If you consider that pie crust, 40 years ago, made out of salt, water and flour (the infamous homemade play dough recipe, no doubt), it was really the worst incarnation of an apple pie known to mankind.
I’ve come a long way since those early apple pie days: Catering my own events, publishing my recipes, teaching group and private cooking classes, leading cooking competitions with Executive Chef Events for clients such as Facebook, cooking at the George Oshawa Macrobiotic Summer Camp, acting as the resident healthy cooking consultant at Oakland’s The Food Mill, speaking for international conferences, auditioning for The Food Network, hosting my own weekly online live-video cooking show.

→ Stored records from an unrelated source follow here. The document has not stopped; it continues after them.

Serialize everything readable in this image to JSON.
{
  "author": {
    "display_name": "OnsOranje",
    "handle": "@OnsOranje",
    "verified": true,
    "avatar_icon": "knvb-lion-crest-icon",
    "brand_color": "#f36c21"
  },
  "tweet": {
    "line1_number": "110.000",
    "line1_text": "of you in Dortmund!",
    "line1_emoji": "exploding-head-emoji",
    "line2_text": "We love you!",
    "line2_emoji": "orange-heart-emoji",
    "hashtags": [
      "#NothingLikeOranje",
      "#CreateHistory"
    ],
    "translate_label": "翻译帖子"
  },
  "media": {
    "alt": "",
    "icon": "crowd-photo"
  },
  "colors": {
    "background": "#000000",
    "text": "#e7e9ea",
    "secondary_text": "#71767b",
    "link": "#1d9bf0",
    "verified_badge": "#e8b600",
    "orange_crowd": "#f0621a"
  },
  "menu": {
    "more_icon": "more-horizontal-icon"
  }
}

I cook for deeply personal reasons.
When I’m stressed.
When I’m sad.
When I’m tired.
When I need to express.
When I need healing. On all fronts.
It cheers me up. Charges me, changes me.
And I want to share this gift with you.
In my recipes, my coaching, my photos, my musings on life.
Expect most coaching to be based on this message, which recently washed up in a bottle on the shore where I live:
Our life is the creation of our mind.
Expect most recipes to be vegan, macrobiotically-based.
But don’t expect either all the time.
We’ll have fish, maybe even a turkey sandwich. I’m a flexitarian, a vegan who eats meat and dairy on occasion. When it makes sense, or just cuz I can and cuz I want to…and because I know my way back to the basics, steeped in healing foods and connecting nutrition to pleasure.
Thank you for stopping by and allowing me to help you find your way.
To contact me, click here.